***** RECORD SET
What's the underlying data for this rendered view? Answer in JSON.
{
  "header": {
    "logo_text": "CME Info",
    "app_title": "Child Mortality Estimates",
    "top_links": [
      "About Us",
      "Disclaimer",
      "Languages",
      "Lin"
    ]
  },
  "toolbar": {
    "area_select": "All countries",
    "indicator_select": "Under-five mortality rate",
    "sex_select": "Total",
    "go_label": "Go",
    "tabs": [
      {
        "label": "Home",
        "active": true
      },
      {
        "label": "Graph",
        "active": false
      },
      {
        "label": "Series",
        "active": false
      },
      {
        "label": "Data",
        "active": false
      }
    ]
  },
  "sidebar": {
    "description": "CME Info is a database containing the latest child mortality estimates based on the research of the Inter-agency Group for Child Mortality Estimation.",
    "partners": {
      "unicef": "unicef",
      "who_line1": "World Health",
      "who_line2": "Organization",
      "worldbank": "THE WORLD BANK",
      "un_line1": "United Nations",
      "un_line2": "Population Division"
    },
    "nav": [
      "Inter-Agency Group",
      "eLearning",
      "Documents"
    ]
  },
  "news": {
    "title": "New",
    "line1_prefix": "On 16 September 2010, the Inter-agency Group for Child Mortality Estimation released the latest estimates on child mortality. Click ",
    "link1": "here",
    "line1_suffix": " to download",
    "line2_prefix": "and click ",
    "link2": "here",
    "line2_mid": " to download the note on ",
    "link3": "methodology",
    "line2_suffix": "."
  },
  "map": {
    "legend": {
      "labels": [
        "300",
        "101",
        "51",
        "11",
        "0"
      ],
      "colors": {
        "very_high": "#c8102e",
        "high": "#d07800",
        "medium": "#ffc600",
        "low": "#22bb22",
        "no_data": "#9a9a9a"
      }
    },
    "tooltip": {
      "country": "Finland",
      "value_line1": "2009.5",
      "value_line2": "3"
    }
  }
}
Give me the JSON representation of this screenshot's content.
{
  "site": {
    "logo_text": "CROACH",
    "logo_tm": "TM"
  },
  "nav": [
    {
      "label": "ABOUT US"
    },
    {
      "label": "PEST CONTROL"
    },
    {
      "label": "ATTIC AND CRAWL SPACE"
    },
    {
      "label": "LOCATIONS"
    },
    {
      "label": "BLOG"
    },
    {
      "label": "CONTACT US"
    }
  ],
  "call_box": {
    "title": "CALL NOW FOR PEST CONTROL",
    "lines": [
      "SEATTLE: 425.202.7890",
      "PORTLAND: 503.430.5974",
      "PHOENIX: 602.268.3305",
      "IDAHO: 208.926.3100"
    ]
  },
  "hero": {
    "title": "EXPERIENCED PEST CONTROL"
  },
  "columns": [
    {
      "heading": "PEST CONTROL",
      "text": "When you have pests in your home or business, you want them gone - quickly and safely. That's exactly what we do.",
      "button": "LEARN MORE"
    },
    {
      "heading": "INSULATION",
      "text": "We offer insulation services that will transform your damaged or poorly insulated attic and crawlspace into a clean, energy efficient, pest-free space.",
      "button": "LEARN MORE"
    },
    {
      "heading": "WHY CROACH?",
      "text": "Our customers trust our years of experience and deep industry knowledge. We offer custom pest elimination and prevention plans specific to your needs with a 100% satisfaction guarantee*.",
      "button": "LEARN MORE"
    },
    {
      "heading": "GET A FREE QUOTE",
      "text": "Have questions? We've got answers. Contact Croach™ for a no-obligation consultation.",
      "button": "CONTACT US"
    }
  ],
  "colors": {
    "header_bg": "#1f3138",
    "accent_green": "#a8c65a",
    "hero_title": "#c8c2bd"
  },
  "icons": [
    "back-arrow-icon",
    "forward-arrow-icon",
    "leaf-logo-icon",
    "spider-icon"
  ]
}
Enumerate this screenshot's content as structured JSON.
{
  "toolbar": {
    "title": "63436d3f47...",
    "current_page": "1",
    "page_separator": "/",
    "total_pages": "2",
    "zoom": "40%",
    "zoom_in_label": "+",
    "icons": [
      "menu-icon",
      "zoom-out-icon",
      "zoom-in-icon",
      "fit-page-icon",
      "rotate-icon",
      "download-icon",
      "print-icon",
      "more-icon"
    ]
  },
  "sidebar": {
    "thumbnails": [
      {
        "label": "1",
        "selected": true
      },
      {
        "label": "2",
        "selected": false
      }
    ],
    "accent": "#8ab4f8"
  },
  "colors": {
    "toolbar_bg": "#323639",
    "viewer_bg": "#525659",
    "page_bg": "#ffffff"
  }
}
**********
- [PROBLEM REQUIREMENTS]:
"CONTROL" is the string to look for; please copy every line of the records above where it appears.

- [REPLY TO THE EXERCISE]:
      "label": "PEST CONTROL"
    "title": "CALL NOW FOR PEST CONTROL",
    "title": "EXPERIENCED PEST CONTROL"
      "heading": "PEST CONTROL",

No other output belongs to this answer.